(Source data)

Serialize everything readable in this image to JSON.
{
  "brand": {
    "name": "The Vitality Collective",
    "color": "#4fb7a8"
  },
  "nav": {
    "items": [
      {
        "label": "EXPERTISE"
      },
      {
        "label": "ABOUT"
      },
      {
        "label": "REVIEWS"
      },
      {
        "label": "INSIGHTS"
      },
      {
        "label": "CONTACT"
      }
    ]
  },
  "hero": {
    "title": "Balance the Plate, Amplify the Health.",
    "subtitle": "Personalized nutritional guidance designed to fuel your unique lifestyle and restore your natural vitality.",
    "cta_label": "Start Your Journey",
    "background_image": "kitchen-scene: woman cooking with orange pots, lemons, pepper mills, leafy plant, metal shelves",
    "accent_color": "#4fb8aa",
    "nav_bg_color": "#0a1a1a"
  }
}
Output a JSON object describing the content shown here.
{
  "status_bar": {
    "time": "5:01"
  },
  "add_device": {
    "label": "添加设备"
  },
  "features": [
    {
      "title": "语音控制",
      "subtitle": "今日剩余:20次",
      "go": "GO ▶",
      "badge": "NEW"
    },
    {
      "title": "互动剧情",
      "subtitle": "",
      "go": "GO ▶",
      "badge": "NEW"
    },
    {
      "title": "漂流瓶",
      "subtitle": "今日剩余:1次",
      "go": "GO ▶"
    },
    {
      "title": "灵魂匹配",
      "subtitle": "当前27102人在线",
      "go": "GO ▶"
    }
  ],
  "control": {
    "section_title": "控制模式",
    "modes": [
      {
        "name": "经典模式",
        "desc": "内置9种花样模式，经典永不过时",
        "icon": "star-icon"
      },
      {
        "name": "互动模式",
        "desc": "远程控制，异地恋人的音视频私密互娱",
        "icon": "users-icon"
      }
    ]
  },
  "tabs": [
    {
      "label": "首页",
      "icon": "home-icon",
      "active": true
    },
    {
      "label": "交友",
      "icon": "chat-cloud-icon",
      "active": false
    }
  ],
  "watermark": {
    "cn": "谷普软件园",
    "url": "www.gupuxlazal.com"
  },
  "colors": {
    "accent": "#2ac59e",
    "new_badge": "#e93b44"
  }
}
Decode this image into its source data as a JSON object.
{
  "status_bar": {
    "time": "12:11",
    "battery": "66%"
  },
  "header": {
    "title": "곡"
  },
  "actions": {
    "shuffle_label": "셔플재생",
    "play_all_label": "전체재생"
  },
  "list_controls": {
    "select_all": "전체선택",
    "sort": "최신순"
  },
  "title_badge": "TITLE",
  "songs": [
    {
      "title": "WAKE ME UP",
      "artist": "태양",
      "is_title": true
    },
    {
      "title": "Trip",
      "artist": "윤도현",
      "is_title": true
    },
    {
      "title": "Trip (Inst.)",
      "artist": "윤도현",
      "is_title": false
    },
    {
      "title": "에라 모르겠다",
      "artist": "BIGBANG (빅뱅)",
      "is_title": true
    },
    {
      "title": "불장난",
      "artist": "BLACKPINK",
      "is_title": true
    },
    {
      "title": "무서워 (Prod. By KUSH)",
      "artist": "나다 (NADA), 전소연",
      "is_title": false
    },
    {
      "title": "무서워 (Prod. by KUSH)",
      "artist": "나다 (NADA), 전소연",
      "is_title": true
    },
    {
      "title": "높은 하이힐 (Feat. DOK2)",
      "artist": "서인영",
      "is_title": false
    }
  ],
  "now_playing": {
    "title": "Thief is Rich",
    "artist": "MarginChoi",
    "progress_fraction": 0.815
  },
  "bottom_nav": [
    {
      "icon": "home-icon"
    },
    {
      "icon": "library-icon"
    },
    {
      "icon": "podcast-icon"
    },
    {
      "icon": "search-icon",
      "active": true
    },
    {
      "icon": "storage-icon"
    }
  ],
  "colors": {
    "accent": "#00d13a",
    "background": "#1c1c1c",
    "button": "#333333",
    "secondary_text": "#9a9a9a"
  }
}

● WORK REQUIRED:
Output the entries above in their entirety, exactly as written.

● THE COMPLETED TASK:
Serialize everything readable in this image to JSON.
{
  "brand": {
    "name": "The Vitality Collective",
    "color": "#4fb7a8"
  },
  "nav": {
    "items": [
      {
        "label": "EXPERTISE"
      },
      {
        "label": "ABOUT"
      },
      {
        "label": "REVIEWS"
      },
      {
        "label": "INSIGHTS"
      },
      {
        "label": "CONTACT"
      }
    ]
  },
  "hero": {
    "title": "Balance the Plate, Amplify the Health.",
    "subtitle": "Personalized nutritional guidance designed to fuel your unique lifestyle and restore your natural vitality.",
    "cta_label": "Start Your Journey",
    "background_image": "kitchen-scene: woman cooking with orange pots, lemons, pepper mills, leafy plant, metal shelves",
    "accent_color": "#4fb8aa",
    "nav_bg_color": "#0a1a1a"
  }
}
Output a JSON object describing the content shown here.
{
  "status_bar": {
    "time": "5:01"
  },
  "add_device": {
    "label": "添加设备"
  },
  "features": [
    {
      "title": "语音控制",
      "subtitle": "今日剩余:20次",
      "go": "GO ▶",
      "badge": "NEW"
    },
    {
      "title": "互动剧情",
      "subtitle": "",
      "go": "GO ▶",
      "badge": "NEW"
    },
    {
      "title": "漂流瓶",
      "subtitle": "今日剩余:1次",
      "go": "GO ▶"
    },
    {
      "title": "灵魂匹配",
      "subtitle": "当前27102人在线",
      "go": "GO ▶"
    }
  ],
  "control": {
    "section_title": "控制模式",
    "modes": [
      {
        "name": "经典模式",
        "desc": "内置9种花样模式，经典永不过时",
        "icon": "star-icon"
      },
      {
        "name": "互动模式",
        "desc": "远程控制，异地恋人的音视频私密互娱",
        "icon": "users-icon"
      }
    ]
  },
  "tabs": [
    {
      "label": "首页",
      "icon": "home-icon",
      "active": true
    },
    {
      "label": "交友",
      "icon": "chat-cloud-icon",
      "active": false
    }
  ],
  "watermark": {
    "cn": "谷普软件园",
    "url": "www.gupuxlazal.com"
  },
  "colors": {
    "accent": "#2ac59e",
    "new_badge": "#e93b44"
  }
}
Decode this image into its source data as a JSON object.
{
  "status_bar": {
    "time": "12:11",
    "battery": "66%"
  },
  "header": {
    "title": "곡"
  },
  "actions": {
    "shuffle_label": "셔플재생",
    "play_all_label": "전체재생"
  },
  "list_controls": {
    "select_all": "전체선택",
    "sort": "최신순"
  },
  "title_badge": "TITLE",
  "songs": [
    {
      "title": "WAKE ME UP",
      "artist": "태양",
      "is_title": true
    },
    {
      "title": "Trip",
      "artist": "윤도현",
      "is_title": true
    },
    {
      "title": "Trip (Inst.)",
      "artist": "윤도현",
      "is_title": false
    },
    {
      "title": "에라 모르겠다",
      "artist": "BIGBANG (빅뱅)",
      "is_title": true
    },
    {
      "title": "불장난",
      "artist": "BLACKPINK",
      "is_title": true
    },
    {
      "title": "무서워 (Prod. By KUSH)",
      "artist": "나다 (NADA), 전소연",
      "is_title": false
    },
    {
      "title": "무서워 (Prod. by KUSH)",
      "artist": "나다 (NADA), 전소연",
      "is_title": true
    },
    {
      "title": "높은 하이힐 (Feat. DOK2)",
      "artist": "서인영",
      "is_title": false
    }
  ],
  "now_playing": {
    "title": "Thief is Rich",
    "artist": "MarginChoi",
    "progress_fraction": 0.815
  },
  "bottom_nav": [
    {
      "icon": "home-icon"
    },
    {
      "icon": "library-icon"
    },
    {
      "icon": "podcast-icon"
    },
    {
      "icon": "search-icon",
      "active": true
    },
    {
      "icon": "storage-icon"
    }
  ],
  "colors": {
    "accent": "#00d13a",
    "background": "#1c1c1c",
    "button": "#333333",
    "secondary_text": "#9a9a9a"
  }
}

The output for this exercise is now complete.